■ Records to use ■

=== Section Start ===

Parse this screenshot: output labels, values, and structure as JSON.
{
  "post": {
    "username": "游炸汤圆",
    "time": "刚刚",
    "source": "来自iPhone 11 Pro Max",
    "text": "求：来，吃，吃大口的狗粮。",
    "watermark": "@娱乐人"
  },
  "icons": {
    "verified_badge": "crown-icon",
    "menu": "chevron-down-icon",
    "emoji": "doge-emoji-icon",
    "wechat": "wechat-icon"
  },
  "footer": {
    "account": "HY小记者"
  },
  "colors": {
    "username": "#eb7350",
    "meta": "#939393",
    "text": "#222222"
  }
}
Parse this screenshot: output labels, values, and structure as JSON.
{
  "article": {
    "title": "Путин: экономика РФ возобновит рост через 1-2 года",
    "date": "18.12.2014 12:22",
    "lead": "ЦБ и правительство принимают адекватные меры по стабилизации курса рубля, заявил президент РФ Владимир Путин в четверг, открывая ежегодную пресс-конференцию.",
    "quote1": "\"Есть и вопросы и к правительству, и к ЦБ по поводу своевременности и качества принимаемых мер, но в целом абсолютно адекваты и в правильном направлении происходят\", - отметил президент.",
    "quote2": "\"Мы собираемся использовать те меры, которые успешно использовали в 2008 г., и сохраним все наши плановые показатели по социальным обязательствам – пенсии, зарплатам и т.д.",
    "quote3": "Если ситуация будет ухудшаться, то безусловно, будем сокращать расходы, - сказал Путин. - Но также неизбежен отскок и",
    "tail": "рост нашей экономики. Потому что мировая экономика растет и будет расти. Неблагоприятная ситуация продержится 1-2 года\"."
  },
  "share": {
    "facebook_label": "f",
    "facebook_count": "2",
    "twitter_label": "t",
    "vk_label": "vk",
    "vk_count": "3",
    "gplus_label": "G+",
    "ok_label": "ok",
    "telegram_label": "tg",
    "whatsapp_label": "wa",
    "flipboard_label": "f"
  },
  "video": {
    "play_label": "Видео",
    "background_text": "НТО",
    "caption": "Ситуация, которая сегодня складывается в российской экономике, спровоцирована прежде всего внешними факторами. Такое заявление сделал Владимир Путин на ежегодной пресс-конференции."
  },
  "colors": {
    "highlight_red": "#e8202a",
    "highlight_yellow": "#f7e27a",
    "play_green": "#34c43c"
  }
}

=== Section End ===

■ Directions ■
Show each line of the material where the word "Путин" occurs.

■ Exercise output ■
    "title": "Путин: экономика РФ возобновит рост через 1-2 года",
    "lead": "ЦБ и правительство принимают адекватные меры по стабилизации курса рубля, заявил президент РФ Владимир Путин в четверг, открывая ежегодную пресс-конференцию.",
    "quote3": "Если ситуация будет ухудшаться, то безусловно, будем сокращать расходы, - сказал Путин. - Но также неизбежен отскок и",
    "caption": "Ситуация, которая сегодня складывается в российской экономике, спровоцирована прежде всего внешними факторами. Такое заявление сделал Владимир Путин на ежегодной пресс-конференции."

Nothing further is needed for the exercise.